▶ Exercise requirements: Among the lines of the material, copy those that hold the string "value".
--- The data Enclosed Below ---
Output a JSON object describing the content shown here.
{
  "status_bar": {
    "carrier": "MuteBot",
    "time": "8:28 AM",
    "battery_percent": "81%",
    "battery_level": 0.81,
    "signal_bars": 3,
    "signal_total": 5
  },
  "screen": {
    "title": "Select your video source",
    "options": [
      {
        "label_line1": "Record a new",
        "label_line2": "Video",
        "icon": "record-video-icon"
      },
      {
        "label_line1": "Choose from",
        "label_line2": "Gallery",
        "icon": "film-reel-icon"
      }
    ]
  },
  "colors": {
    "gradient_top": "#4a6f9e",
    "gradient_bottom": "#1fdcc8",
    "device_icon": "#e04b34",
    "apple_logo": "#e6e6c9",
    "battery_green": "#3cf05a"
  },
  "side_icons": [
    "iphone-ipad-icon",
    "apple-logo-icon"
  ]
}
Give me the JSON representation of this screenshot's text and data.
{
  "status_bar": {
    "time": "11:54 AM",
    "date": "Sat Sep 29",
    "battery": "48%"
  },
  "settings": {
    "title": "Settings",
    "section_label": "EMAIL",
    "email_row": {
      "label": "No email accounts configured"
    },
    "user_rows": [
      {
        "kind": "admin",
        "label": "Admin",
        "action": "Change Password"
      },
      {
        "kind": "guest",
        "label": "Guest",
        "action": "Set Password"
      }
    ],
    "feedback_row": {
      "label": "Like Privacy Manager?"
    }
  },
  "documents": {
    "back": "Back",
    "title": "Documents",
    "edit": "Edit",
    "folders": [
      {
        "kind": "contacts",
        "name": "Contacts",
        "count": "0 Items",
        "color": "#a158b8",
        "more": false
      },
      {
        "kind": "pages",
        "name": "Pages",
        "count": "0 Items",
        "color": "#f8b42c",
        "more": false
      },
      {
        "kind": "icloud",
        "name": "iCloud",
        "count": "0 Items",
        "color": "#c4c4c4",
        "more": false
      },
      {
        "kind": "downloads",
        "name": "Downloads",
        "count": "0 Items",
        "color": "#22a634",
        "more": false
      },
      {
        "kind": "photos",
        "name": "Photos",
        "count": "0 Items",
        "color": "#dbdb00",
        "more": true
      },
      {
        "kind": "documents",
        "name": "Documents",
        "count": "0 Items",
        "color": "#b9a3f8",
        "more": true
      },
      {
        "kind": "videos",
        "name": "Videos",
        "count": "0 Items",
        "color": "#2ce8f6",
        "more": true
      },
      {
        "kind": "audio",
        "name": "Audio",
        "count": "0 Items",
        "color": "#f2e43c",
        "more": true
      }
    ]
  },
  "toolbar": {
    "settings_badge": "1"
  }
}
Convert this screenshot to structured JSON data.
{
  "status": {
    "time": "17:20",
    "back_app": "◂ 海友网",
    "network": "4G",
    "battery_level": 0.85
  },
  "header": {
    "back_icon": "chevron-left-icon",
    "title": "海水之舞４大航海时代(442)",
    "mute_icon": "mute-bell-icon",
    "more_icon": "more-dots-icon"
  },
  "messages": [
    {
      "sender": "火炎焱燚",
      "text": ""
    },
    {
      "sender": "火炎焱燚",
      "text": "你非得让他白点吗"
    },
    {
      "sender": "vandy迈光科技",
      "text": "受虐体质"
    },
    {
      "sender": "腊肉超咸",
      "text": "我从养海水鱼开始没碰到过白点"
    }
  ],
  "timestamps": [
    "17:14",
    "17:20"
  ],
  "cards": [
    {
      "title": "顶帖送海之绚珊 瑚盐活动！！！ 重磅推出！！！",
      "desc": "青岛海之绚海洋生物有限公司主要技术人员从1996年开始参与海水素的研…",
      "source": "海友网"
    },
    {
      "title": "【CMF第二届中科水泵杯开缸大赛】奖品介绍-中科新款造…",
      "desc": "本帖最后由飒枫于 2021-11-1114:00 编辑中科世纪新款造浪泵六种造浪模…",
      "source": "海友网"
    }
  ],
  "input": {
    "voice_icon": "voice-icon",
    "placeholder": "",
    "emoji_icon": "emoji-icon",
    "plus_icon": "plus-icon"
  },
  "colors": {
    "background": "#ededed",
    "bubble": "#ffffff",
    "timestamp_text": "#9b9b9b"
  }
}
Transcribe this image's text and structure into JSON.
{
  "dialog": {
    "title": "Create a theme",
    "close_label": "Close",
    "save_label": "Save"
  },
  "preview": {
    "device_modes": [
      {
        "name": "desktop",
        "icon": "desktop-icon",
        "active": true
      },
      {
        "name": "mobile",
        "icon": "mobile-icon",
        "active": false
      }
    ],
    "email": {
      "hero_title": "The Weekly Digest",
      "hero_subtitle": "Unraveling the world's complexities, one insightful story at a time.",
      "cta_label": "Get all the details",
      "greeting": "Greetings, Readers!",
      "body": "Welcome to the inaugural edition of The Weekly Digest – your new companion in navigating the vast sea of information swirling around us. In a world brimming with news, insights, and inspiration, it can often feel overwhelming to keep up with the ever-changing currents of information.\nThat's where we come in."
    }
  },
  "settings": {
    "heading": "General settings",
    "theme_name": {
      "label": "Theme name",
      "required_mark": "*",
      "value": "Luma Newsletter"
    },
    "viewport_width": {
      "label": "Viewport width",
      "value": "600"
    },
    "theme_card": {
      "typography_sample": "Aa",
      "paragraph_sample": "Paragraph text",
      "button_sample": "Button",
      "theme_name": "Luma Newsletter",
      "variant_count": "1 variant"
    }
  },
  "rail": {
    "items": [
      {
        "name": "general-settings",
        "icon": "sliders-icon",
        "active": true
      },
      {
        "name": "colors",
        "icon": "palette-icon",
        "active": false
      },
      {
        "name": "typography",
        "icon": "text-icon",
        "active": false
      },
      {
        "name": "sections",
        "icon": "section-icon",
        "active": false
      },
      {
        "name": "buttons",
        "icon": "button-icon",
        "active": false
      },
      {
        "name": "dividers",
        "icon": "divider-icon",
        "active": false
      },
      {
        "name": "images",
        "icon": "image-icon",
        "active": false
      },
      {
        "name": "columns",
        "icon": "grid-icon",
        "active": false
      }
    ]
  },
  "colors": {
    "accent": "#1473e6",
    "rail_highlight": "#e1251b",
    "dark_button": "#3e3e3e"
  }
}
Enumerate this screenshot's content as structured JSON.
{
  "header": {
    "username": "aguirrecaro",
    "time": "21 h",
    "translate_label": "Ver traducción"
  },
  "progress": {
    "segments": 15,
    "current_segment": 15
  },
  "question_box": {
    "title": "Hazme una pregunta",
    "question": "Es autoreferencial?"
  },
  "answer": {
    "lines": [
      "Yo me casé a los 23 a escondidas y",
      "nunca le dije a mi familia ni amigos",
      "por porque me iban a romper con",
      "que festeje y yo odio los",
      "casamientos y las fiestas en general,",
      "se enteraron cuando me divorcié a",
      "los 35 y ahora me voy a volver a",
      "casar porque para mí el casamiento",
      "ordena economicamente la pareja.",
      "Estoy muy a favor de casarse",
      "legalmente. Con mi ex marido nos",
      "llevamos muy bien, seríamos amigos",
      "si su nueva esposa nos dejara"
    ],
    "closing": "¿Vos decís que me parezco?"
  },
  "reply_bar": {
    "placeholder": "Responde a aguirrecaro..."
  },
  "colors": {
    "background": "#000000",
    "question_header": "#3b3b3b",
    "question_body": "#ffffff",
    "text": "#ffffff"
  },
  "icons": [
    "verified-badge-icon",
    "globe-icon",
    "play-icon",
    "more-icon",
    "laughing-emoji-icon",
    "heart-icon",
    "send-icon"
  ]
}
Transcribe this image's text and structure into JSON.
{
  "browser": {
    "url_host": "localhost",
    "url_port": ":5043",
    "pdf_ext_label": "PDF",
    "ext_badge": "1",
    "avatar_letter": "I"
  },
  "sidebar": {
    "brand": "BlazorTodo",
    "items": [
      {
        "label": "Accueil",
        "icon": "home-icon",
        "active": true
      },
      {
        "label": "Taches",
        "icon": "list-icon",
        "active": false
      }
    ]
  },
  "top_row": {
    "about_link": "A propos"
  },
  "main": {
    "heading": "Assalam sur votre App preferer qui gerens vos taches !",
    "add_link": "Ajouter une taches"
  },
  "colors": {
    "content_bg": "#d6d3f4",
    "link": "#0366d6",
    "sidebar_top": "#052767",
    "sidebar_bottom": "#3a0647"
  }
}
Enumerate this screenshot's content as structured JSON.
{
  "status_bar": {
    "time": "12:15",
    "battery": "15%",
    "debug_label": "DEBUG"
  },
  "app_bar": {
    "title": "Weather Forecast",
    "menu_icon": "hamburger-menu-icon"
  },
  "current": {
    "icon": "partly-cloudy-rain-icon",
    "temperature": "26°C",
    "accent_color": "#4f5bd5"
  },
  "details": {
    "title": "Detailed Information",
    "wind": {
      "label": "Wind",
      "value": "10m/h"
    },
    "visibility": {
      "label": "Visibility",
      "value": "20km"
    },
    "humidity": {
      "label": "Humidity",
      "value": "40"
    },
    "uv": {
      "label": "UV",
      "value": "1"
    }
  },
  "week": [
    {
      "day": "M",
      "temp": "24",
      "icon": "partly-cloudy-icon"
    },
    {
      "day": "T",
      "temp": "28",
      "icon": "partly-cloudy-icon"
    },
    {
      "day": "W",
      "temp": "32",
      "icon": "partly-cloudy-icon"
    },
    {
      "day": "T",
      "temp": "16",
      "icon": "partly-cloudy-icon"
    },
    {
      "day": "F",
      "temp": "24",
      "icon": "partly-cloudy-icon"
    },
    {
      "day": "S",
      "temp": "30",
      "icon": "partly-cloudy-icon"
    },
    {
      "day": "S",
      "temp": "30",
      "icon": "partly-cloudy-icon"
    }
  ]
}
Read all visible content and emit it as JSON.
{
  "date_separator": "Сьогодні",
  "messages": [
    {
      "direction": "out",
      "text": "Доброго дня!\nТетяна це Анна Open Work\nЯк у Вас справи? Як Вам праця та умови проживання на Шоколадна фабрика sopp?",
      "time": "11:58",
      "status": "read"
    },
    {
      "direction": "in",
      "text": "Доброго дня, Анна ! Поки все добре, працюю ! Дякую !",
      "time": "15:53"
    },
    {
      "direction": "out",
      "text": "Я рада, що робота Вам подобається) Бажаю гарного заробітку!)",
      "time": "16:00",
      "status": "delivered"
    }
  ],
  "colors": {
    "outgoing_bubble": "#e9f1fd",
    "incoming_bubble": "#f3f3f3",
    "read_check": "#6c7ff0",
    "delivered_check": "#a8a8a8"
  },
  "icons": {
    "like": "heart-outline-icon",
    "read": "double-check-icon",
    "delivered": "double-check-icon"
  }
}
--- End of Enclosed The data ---
▶ Your solution:
      "value": "Luma Newsletter"
      "value": "600"
      "value": "10m/h"
      "value": "20km"
      "value": "40"
      "value": "1"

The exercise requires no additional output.